This is where folks like the Piano Guys may be saving classical music. They have created a new category for classical music: Fun, breakthrough innovation in the form of five minute videos that showcase their classical music skills, but also their CGI skills in creating fun, funny and funky parodies. Instead of selling tickets, they post their videos and sell advertising. (They also use the traditional model of selling CDs — they were just signed by Sony last year.) If you haven't seen the Piano Guys, watch a few of their videos and you may be hooked. You'll laugh at their Star Wars parody, be amazed at their rendition of Pachelbel's Canon, or cry at their Les Miserable tribute to our men and women in uniform...but I guarantee you won't fall asleep.

Perspective. For my “Intro to” students (Probably hundreds of Infographics each second too)
Infographic: The Amount Of Online Activity That Goes On Every 60 Seconds
To give us an idea on how fast and big the internet truly is, Qmee has created an infographic that shows us the amount of online activity that goes on every 60 seconds.
According to infographic ‘Online in 60 Seconds’, there are 2 million searches on Google, 72 hours of videos uploaded onto YouTube, 42 thousands post every second and 1.8 million likes on Facebook, and 204 million emails sent every minute.

For my programming students...
… JavaScript has a wealth of amazing tools and libraries, and if you use CoffeeScript, you can make brilliant websites and tools without dealing with syntax which makes your corneas bleed. It’s also CoffeeScript’s time to shine, as more and more beginners look to JavaScript for their first language due to its usage in client and back end web development, as well as much of HTML5.
Aesthetically, CoffeeScript looks and feels like Python or Ruby. It’s genuinely, astonishingly beautiful, and adopts certain language conventions that make it easy to learn.
… And yet, it compiles down to JavaScript, allowing you to use it everywhere you use it, including front end development and node.js. You can even use it with jQuery.
… it’s probably a good idea to grab it using the Node Package Manager. The Node Package Manager (npm) is a little bit like apt-get or Brew, but is only really used for getting Javascript packages and libraries. Handily, NPM comes with node.js and is available for OS X, Windows and all flavors of Linux.

For all my students... Please!
… Etiquette is an important social construct that we tend to forget or ignore, but I would argue that etiquette has never been more important than now.
… Technology etiquette could easily fall under the topic of “common sense” yet there are many who remain ignorant
… There are entire articles dedicated to etiquette tips for email.

For the Swiss Army Software folder.
Lucid Chart Now Works Offline - Create Mind Maps Offline
Lucidchart is a nice tool for creating flowcharts, mindmaps, and graphic organizers. Lucidchart offers a simple drag and drop interface for creating flow charts, organizational charts, mind maps, and other types of diagrams.

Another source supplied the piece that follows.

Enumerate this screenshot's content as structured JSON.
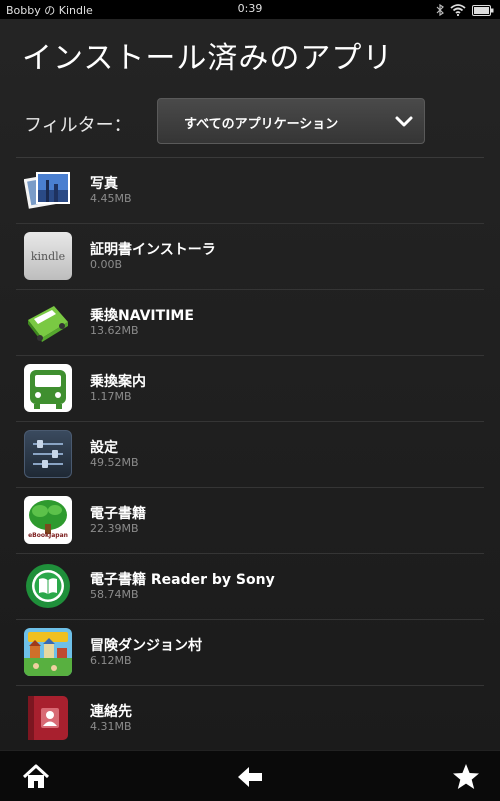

Google Chrome users can now use Lucidchart offline through the Lucidchart Chrome app.
Lucidchart charges business customers, but makes all of their tools free for teachers and students.

...'cause you can never have enough content.
… More Sites Like … allows you to find all kinds of sites based on any other website.
To use the site, you simply type in a search term or the URL of a website you want compared. It will show you a list of websites based on the search term or URL, ranked by popularity and similarity,

No comments: